All I can say here is kudos to AIPAC for bringing up the issue of nuclear-armed Iran back in the 1990s -- the world would have fared better had the U.S. government paid more attention. 

14. Massing then goes on to "expose" who is who in the Jewish power world, connecting various dots, and calling the Middle East Forum founder, Daniel Pipes, "an energetic neoconservative whose views seem extreme even within that world". Is this Massing's description, or that of Pipes' alleged "neoconservative" critics? If it's the latter, some data to prove the point would be most welcome. The New Republic, a centrist (or left of center, as some would argue) magazine, gets portrayed as a neocon outlet. 

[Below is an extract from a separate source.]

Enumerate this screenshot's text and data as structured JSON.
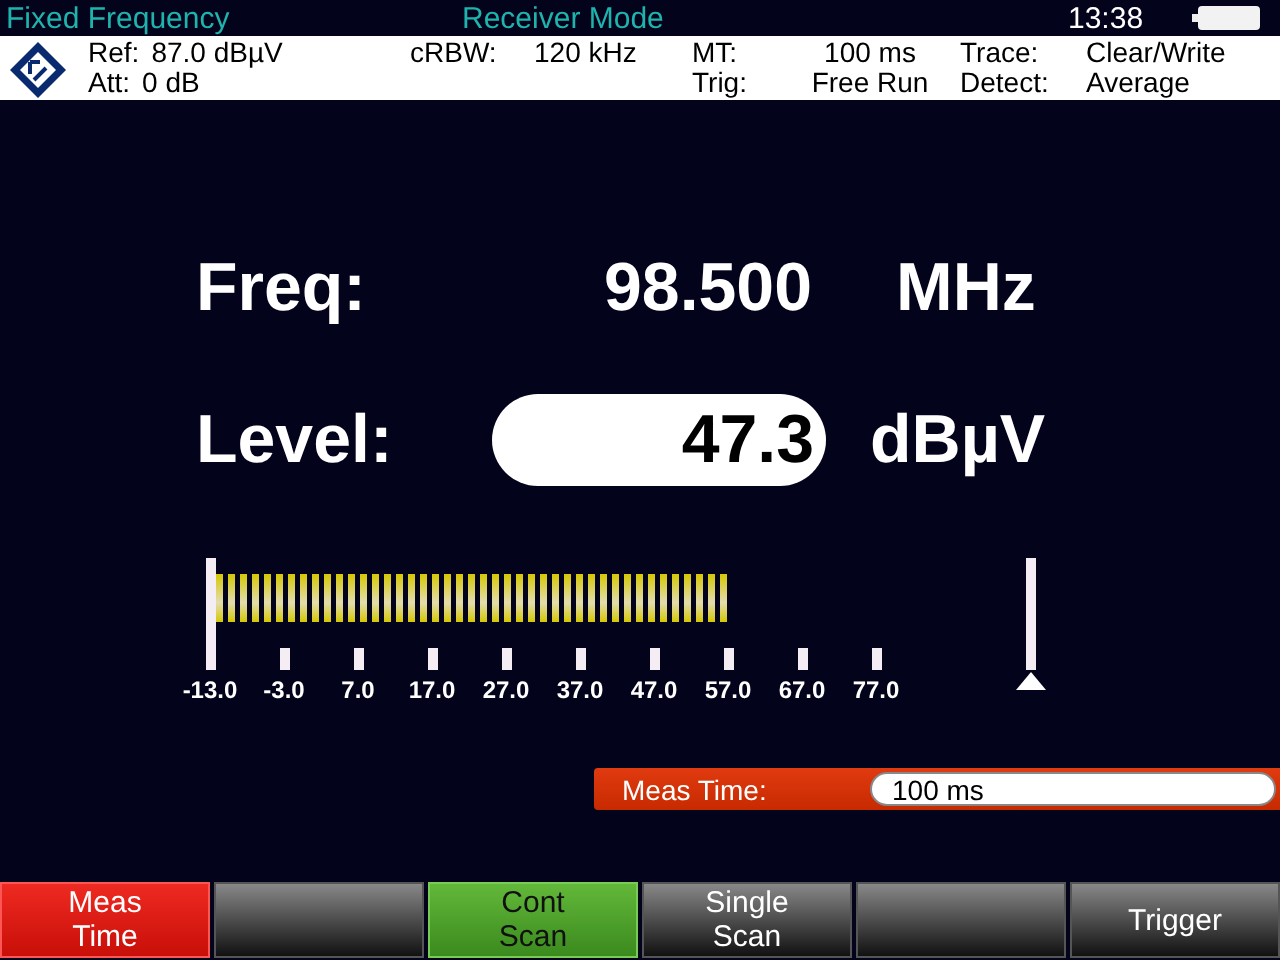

The Conference of Presidents of Major American Jewish Organizations ("far less known than AIPAC but nearly as powerful") "is run by its executive vice-chairman, Malcolm Hoenlein, who has long been close to the settlers' movement; for several years in the mid-1990s, he served as an associate chair for the annual fund-raising dinners held in New York for Bet El, a militant settlement near Ramallah." Unlike Mr. Massing, I happen to know a number of people from Bet El (a town near Jerusalem), and do NOT find them to be particularly "militant".

"The editor of [AIPAC's] 'Activities Update' is Michael Lewis, the son of Bernard Lewis, the Princeton scholar and interpreter of the Arab world who gave advice to the Bush administration in the months preceding the war in Iraq." Here again, one accusation follows another. First, the distinguished (and rather timid) father (Bernard) is called a neocon, then his son is implicated with AIPAC. Wow, what impeccable logic.

Of course, in Massing's dictionary "neocon" is a swear word. I had previously thought that reasonable people could disagree on that. Apparently, I was wrong. After all, who am I, when stacked against someone who gets published in the venerable New York Review of Books?

15. "The nasty campaign waged against John Mearsheimer and Stephen Walt has itself provided an excellent example of the bullying tactics used by the lobby and its supporters."

Ergo, the conclusion. AIPAC is powerful and bad. Critics of the "two eminent members of the academic establishment" are "nasty" and "hysterical". Thus, despite the few flaws and weaknesses that "The Israel Lobby" was shown to have, it is basically good, while the Israel lobby is bad. Q.E.D.

What a house of cards ...

Seva.Brodsky(at)gmail(.)com